Thank you, Chairman Hixson, for allowing us to testify today. And again, on behalf of our 6,700 Maryland members, NTU is pleased to offer our support for this important measure.

Notes

[1] Fred Holden, "A Decade of TABOR," The Independence Institute, Issue Paper 8-2003, June 1, 2003, http://www.i2i.org/article.aspx?ID=559.

[2] David Hoffman, Editor, Facts and Figures on Government Finance, The Tax Foundation, November 2004, Pages 191-271.

[3] For research looking at which state limits are more effective for taxpayers, see Peter J. Sepp, "By Popular Demand: How Citizen-Driven Ballot Measures Have Shaped Tax Policy for the Better," The National Taxpayers Union Foundation, NTUF Policy Paper 114, May 21, 1999, http://www.ntu.org/main/press.php?PressID=323&org_name=NTUF.

[4] National Taxpayers Union, "Virginia Taxes and Budget Baseline Survey" (polling conducted by Fabrizio, McLaughlin & Associates), February 9, 2004, http://www.ntu.org/downloads/VA-TABOR-Questions.pdf.

[5] Representative Frank Lasee, "Voters Like Having a Say," Wisopinion.com, January 6, 2005, http://wisopinion.com/index.iml?mdl=article.mdl&article=1263.

[6] Coalition letter to Wisconsin State Leaders, April 27, 2004, http://www.ntu.org/main/letters_detail.php?letter_id=179.

[7] Dr. Barry Poulson, "The Truth About TABOR in Kansas . . . and Colorado," Americans For Prosperity, February 10, 2005, http://www.americansforprosperity.org/kstabor/kst_0050210a.html.

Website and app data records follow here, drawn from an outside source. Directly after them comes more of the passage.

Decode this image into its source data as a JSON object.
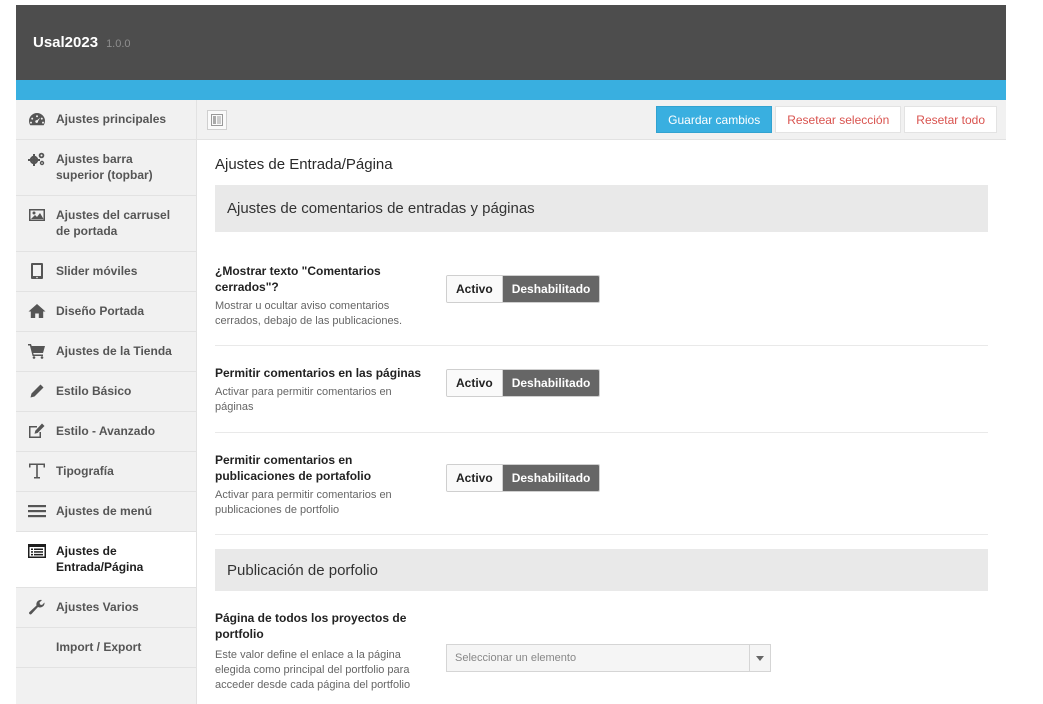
{
  "header": {
    "title": "Usal2023",
    "version": "1.0.0"
  },
  "sidebar": {
    "items": [
      {
        "label": "Ajustes principales",
        "icon": "dashboard-icon"
      },
      {
        "label": "Ajustes barra superior (topbar)",
        "icon": "gears-icon"
      },
      {
        "label": "Ajustes del carrusel de portada",
        "icon": "image-icon"
      },
      {
        "label": "Slider móviles",
        "icon": "tablet-icon"
      },
      {
        "label": "Diseño Portada",
        "icon": "home-icon"
      },
      {
        "label": "Ajustes de la Tienda",
        "icon": "cart-icon"
      },
      {
        "label": "Estilo Básico",
        "icon": "pencil-icon"
      },
      {
        "label": "Estilo - Avanzado",
        "icon": "edit-icon"
      },
      {
        "label": "Tipografía",
        "icon": "text-icon"
      },
      {
        "label": "Ajustes de menú",
        "icon": "menu-icon"
      },
      {
        "label": "Ajustes de Entrada/Página",
        "icon": "list-icon"
      },
      {
        "label": "Ajustes Varios",
        "icon": "wrench-icon"
      },
      {
        "label": "Import / Export",
        "icon": ""
      }
    ]
  },
  "toolbar": {
    "save": "Guardar cambios",
    "reset_section": "Resetear selección",
    "reset_all": "Resetar todo"
  },
  "page": {
    "title": "Ajustes de Entrada/Página",
    "sections": [
      {
        "heading": "Ajustes de comentarios de entradas y páginas"
      },
      {
        "heading": "Publicación de porfolio"
      }
    ],
    "rows": [
      {
        "title": "¿Mostrar texto \"Comentarios cerrados\"?",
        "desc": "Mostrar u ocultar aviso comentarios cerrados, debajo de las publicaciones.",
        "on": "Activo",
        "off": "Deshabilitado"
      },
      {
        "title": "Permitir comentarios en las páginas",
        "desc": "Activar para permitir comentarios en páginas",
        "on": "Activo",
        "off": "Deshabilitado"
      },
      {
        "title": "Permitir comentarios en publicaciones de portafolio",
        "desc": "Activar para permitir comentarios en publicaciones de portfolio",
        "on": "Activo",
        "off": "Deshabilitado"
      }
    ],
    "portfolio_row": {
      "title": "Página de todos los proyectos de portfolio",
      "desc": "Este valor define el enlace a la página elegida como principal del portfolio para acceder desde cada página del portfolio",
      "placeholder": "Seleccionar un elemento"
    }
  },
  "colors": {
    "header_bg": "#4d4d4d",
    "accent": "#39afe0",
    "reset_text": "#d9534f"
  }
}
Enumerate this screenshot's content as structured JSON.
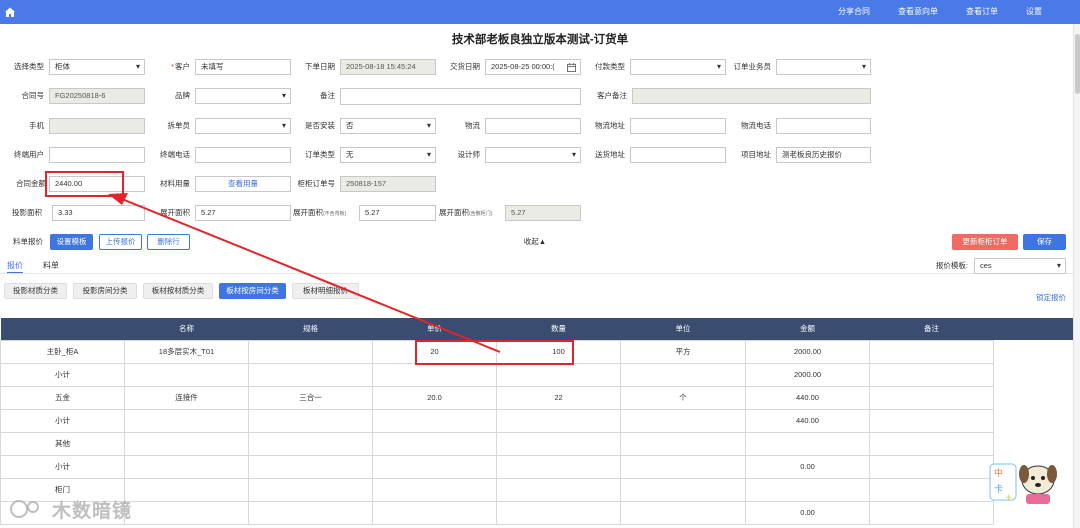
{
  "nav": {
    "links": [
      "分享合同",
      "查看意向单",
      "查看订单",
      "设置"
    ]
  },
  "page_title": "技术部老板良独立版本测试-订货单",
  "form": {
    "select_type": {
      "label": "选择类型",
      "value": "柜体"
    },
    "customer": {
      "required": "*",
      "label": "客户",
      "value": "未填写"
    },
    "order_date": {
      "label": "下单日期",
      "value": "2025-08-18 15:45:24"
    },
    "delivery_date": {
      "label": "交货日期",
      "value": "2025-08-25 00:00:("
    },
    "payment_type": {
      "label": "付款类型",
      "value": ""
    },
    "salesperson": {
      "label": "订单业务员",
      "value": ""
    },
    "contract_no": {
      "label": "合同号",
      "value": "FG20250818-6"
    },
    "brand": {
      "label": "品牌",
      "value": ""
    },
    "remark": {
      "label": "备注",
      "value": ""
    },
    "customer_remark": {
      "label": "客户备注",
      "value": ""
    },
    "phone": {
      "label": "手机",
      "value": ""
    },
    "splitter": {
      "label": "拆单员",
      "value": ""
    },
    "install": {
      "label": "是否安装",
      "value": "否"
    },
    "logistics": {
      "label": "物流",
      "value": ""
    },
    "logistics_address": {
      "label": "物流地址",
      "value": ""
    },
    "logistics_phone": {
      "label": "物流电话",
      "value": ""
    },
    "end_user": {
      "label": "终端用户",
      "value": ""
    },
    "end_phone": {
      "label": "终端电话",
      "value": ""
    },
    "order_type": {
      "label": "订单类型",
      "value": "无"
    },
    "designer": {
      "label": "设计师",
      "value": ""
    },
    "ship_address": {
      "label": "送货地址",
      "value": ""
    },
    "project_address": {
      "label": "项目地址",
      "value": "测老板良历史报价"
    },
    "contract_amount": {
      "label": "合同金额",
      "value": "2440.00"
    },
    "material_usage": {
      "label": "材料用量",
      "value": "查看用量"
    },
    "cabinet_order_no": {
      "label": "柜柜订单号",
      "value": "250818-157"
    },
    "projected_area": {
      "label": "投影面积",
      "value": "3.33"
    },
    "expanded_area": {
      "label": "展开面积",
      "value": "5.27"
    },
    "expanded_area_no_back": {
      "label": "展开面积",
      "note": "(不含背板)",
      "value": "5.27"
    },
    "expanded_area_with_door": {
      "label": "展开面积",
      "note": "(含散柜门)",
      "value": "5.27"
    }
  },
  "toolbar": {
    "quote_label": "料单报价",
    "set_template": "设置模板",
    "upload_quote": "上传报价",
    "delete_row": "删除行",
    "collapse": "收起▲",
    "update_cabinet_order": "更新柜柜订单",
    "save": "保存"
  },
  "tabs": [
    "报价",
    "料单"
  ],
  "quote_template": {
    "label": "报价模板:",
    "value": "ces"
  },
  "category_buttons": [
    "投影材质分类",
    "投影房间分类",
    "板材按材质分类",
    "板材按房间分类",
    "板材明细报价"
  ],
  "lock_quote": "锁定报价",
  "table": {
    "headers": [
      "",
      "名称",
      "规格",
      "单价",
      "数量",
      "单位",
      "金额",
      "备注"
    ],
    "rows": [
      [
        "主卧_柜A",
        "18多层实木_T01",
        "",
        "20",
        "100",
        "平方",
        "2000.00",
        ""
      ],
      [
        "小计",
        "",
        "",
        "",
        "",
        "",
        "2000.00",
        ""
      ],
      [
        "五金",
        "连接件",
        "三合一",
        "20.0",
        "22",
        "个",
        "440.00",
        ""
      ],
      [
        "小计",
        "",
        "",
        "",
        "",
        "",
        "440.00",
        ""
      ],
      [
        "其他",
        "",
        "",
        "",
        "",
        "",
        "",
        ""
      ],
      [
        "小计",
        "",
        "",
        "",
        "",
        "",
        "0.00",
        ""
      ],
      [
        "柜门",
        "",
        "",
        "",
        "",
        "",
        "",
        ""
      ],
      [
        "",
        "",
        "",
        "",
        "",
        "",
        "0.00",
        ""
      ]
    ]
  },
  "watermark": "木数暗镜",
  "colors": {
    "topbar": "#4a7ae8",
    "header": "#3a4d70",
    "accent": "#3f75e0",
    "danger": "#f06a63",
    "annotation": "#e3242b"
  }
}
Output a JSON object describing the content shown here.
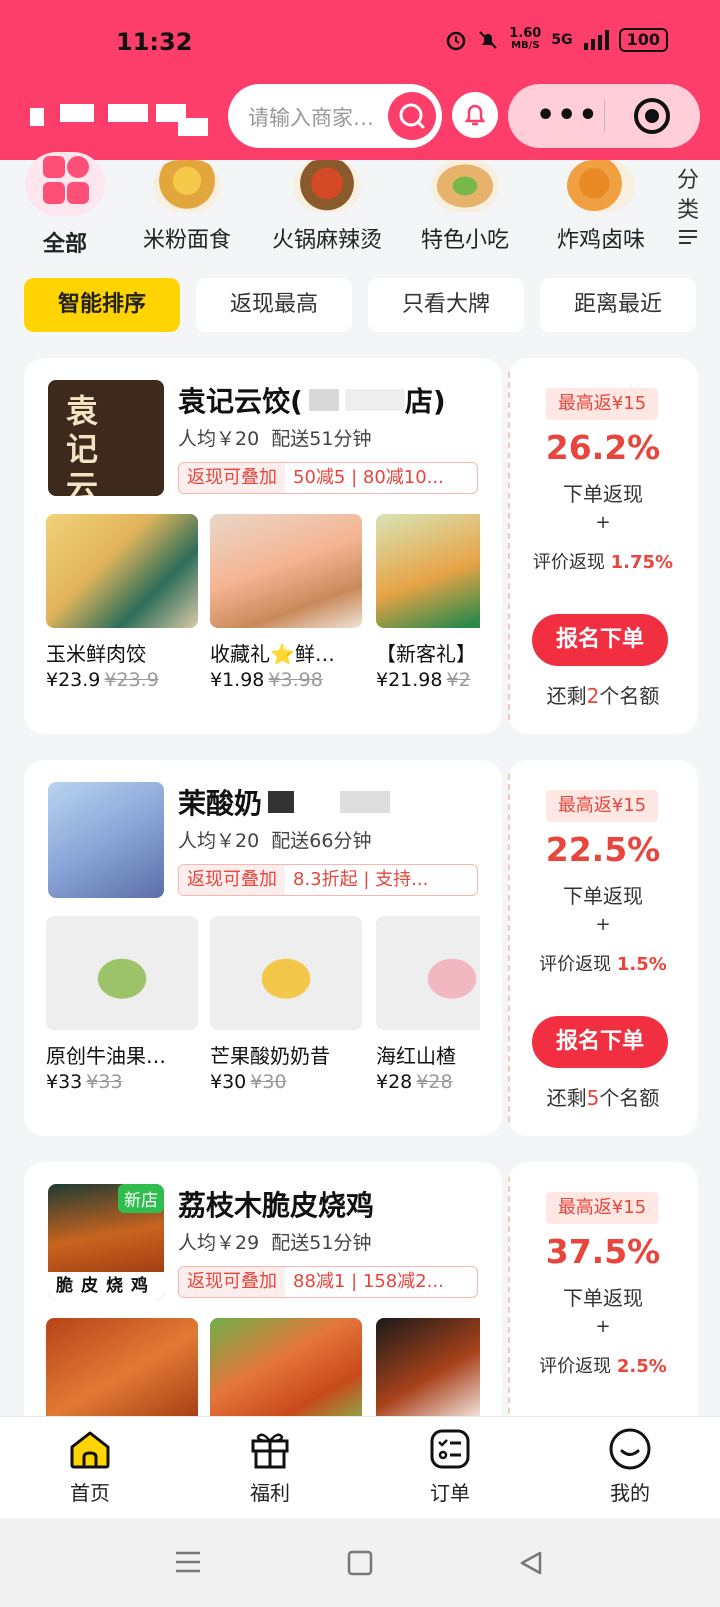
{
  "status_bar": {
    "time": "11:32",
    "network_speed": "1.60",
    "network_unit": "MB/S",
    "signal": "5G",
    "battery": "100"
  },
  "header": {
    "search_placeholder": "请输入商家…"
  },
  "categories": [
    {
      "label": "全部",
      "icon": "grid-icon"
    },
    {
      "label": "米粉面食",
      "icon": "noodle-icon"
    },
    {
      "label": "火锅麻辣烫",
      "icon": "hotpot-icon"
    },
    {
      "label": "特色小吃",
      "icon": "wrap-icon"
    },
    {
      "label": "炸鸡卤味",
      "icon": "fried-chicken-icon"
    }
  ],
  "category_more": "分类",
  "sort_tabs": [
    "智能排序",
    "返现最高",
    "只看大牌",
    "距离最近"
  ],
  "stores": [
    {
      "name": "袁记云饺(",
      "name_suffix": "店)",
      "logo_text": "袁记云饺",
      "avg_price": "人均￥20",
      "delivery": "配送51分钟",
      "promo_tag": "返现可叠加",
      "promo_text": "50减5 | 80减10...",
      "dishes": [
        {
          "name": "玉米鲜肉饺",
          "price": "¥23.9",
          "orig": "¥23.9"
        },
        {
          "name": "收藏礼⭐鲜…",
          "price": "¥1.98",
          "orig": "¥3.98"
        },
        {
          "name": "【新客礼】",
          "price": "¥21.98",
          "orig": "¥2"
        }
      ],
      "max_return": "最高返¥15",
      "percent": "26.2%",
      "order_return": "下单返现",
      "plus": "+",
      "eval_label": "评价返现",
      "eval_percent": "1.75%",
      "signup": "报名下单",
      "remain_pre": "还剩",
      "remain_num": "2",
      "remain_post": "个名额"
    },
    {
      "name": "茉酸奶",
      "name_suffix": "",
      "logo_text": "",
      "avg_price": "人均￥20",
      "delivery": "配送66分钟",
      "promo_tag": "返现可叠加",
      "promo_text": "8.3折起 | 支持...",
      "dishes": [
        {
          "name": "原创牛油果…",
          "price": "¥33",
          "orig": "¥33"
        },
        {
          "name": "芒果酸奶奶昔",
          "price": "¥30",
          "orig": "¥30"
        },
        {
          "name": "海红山楂",
          "price": "¥28",
          "orig": "¥28"
        }
      ],
      "max_return": "最高返¥15",
      "percent": "22.5%",
      "order_return": "下单返现",
      "plus": "+",
      "eval_label": "评价返现",
      "eval_percent": "1.5%",
      "signup": "报名下单",
      "remain_pre": "还剩",
      "remain_num": "5",
      "remain_post": "个名额"
    },
    {
      "name": "荔枝木脆皮烧鸡",
      "name_suffix": "",
      "new_tag": "新店",
      "logo_text": "脆皮烧鸡",
      "avg_price": "人均￥29",
      "delivery": "配送51分钟",
      "promo_tag": "返现可叠加",
      "promo_text": "88减1 | 158减2...",
      "max_return": "最高返¥15",
      "percent": "37.5%",
      "order_return": "下单返现",
      "plus": "+",
      "eval_label": "评价返现",
      "eval_percent": "2.5%"
    }
  ],
  "bottom_nav": [
    {
      "label": "首页",
      "icon": "home-icon"
    },
    {
      "label": "福利",
      "icon": "gift-icon"
    },
    {
      "label": "订单",
      "icon": "order-list-icon"
    },
    {
      "label": "我的",
      "icon": "profile-icon"
    }
  ],
  "colors": {
    "header": "#fe3e6a",
    "accent_red": "#e8453c",
    "active_tab": "#ffd400",
    "signup_button": "#f22f41"
  }
}
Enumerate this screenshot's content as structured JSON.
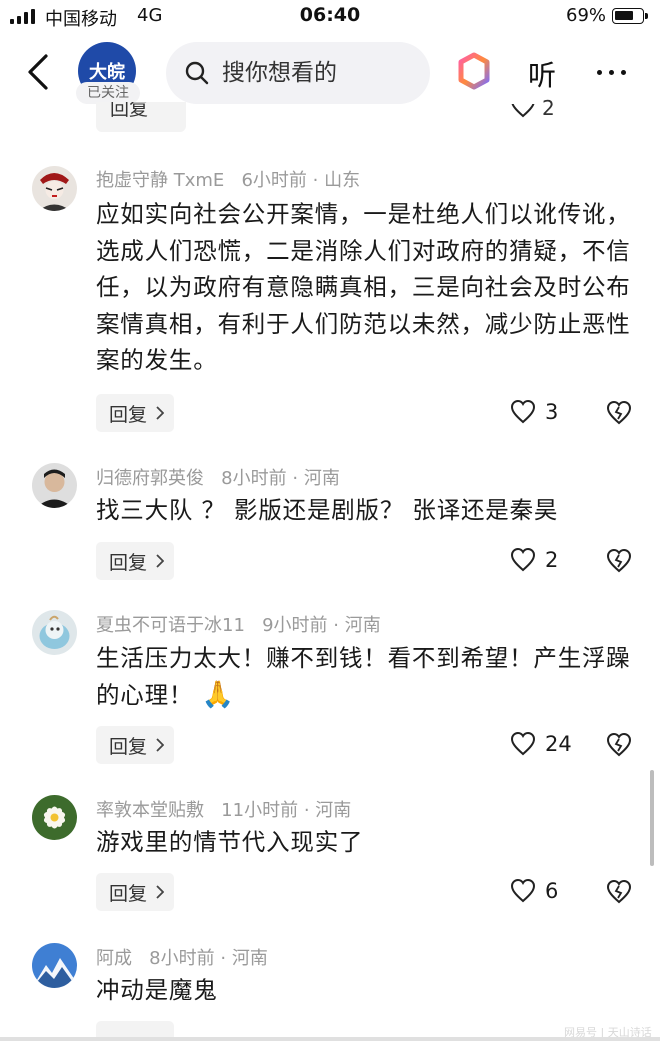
{
  "status_bar": {
    "carrier": "中国移动",
    "network": "4G",
    "time": "06:40",
    "battery": "69%"
  },
  "header": {
    "account_logo_text": "大皖",
    "follow_status": "已关注",
    "search_placeholder": "搜你想看的",
    "listen_label": "听"
  },
  "prev_comment": {
    "reply_label": "回复",
    "like_count": "2"
  },
  "comments": [
    {
      "username": "抱虚守静 TxmE",
      "time": "6小时前",
      "location": "山东",
      "text": "应如实向社会公开案情，一是杜绝人们以讹传讹，选成人们恐慌，二是消除人们对政府的猜疑，不信任，以为政府有意隐瞒真相，三是向社会及时公布案情真相，有利于人们防范以未然，减少防止恶性案的发生。",
      "reply_label": "回复",
      "likes": "3"
    },
    {
      "username": "归德府郭英俊",
      "time": "8小时前",
      "location": "河南",
      "text": "找三大队 ？ 影版还是剧版？ 张译还是秦昊",
      "reply_label": "回复",
      "likes": "2"
    },
    {
      "username": "夏虫不可语于冰11",
      "time": "9小时前",
      "location": "河南",
      "text": "生活压力太大！赚不到钱！看不到希望！产生浮躁的心理！",
      "emoji": "🙏",
      "reply_label": "回复",
      "likes": "24"
    },
    {
      "username": "率敦本堂贴敷",
      "time": "11小时前",
      "location": "河南",
      "text": "游戏里的情节代入现实了",
      "reply_label": "回复",
      "likes": "6"
    },
    {
      "username": "阿成",
      "time": "8小时前",
      "location": "河南",
      "text": "冲动是魔鬼"
    }
  ],
  "meta_separator": "·",
  "watermark": "网易号 | 天山诗话",
  "icons": {
    "back": "chevron-left-icon",
    "search": "search-icon",
    "ai": "ai-assistant-icon",
    "more": "more-dots-icon",
    "like": "heart-icon",
    "dislike": "broken-heart-icon",
    "reply_chevron": "chevron-right-icon"
  },
  "colors": {
    "logo_bg": "#1f4aa8",
    "meta_text": "#9a9a9a",
    "reply_bg": "#f3f3f3",
    "search_bg": "#f2f2f5"
  }
}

[8] Dee Hodges, "Maryland Taxpayers Association Urges Passage of SB 601/HB 1130, the Taxpayers' Bill of Rights (TABOR)," March 25, 2004, http://www.mdtaxes.org/archives/testimony&confs/2003%20testimony/dee.hodges.testimony.TABOR.3.25.04.htm.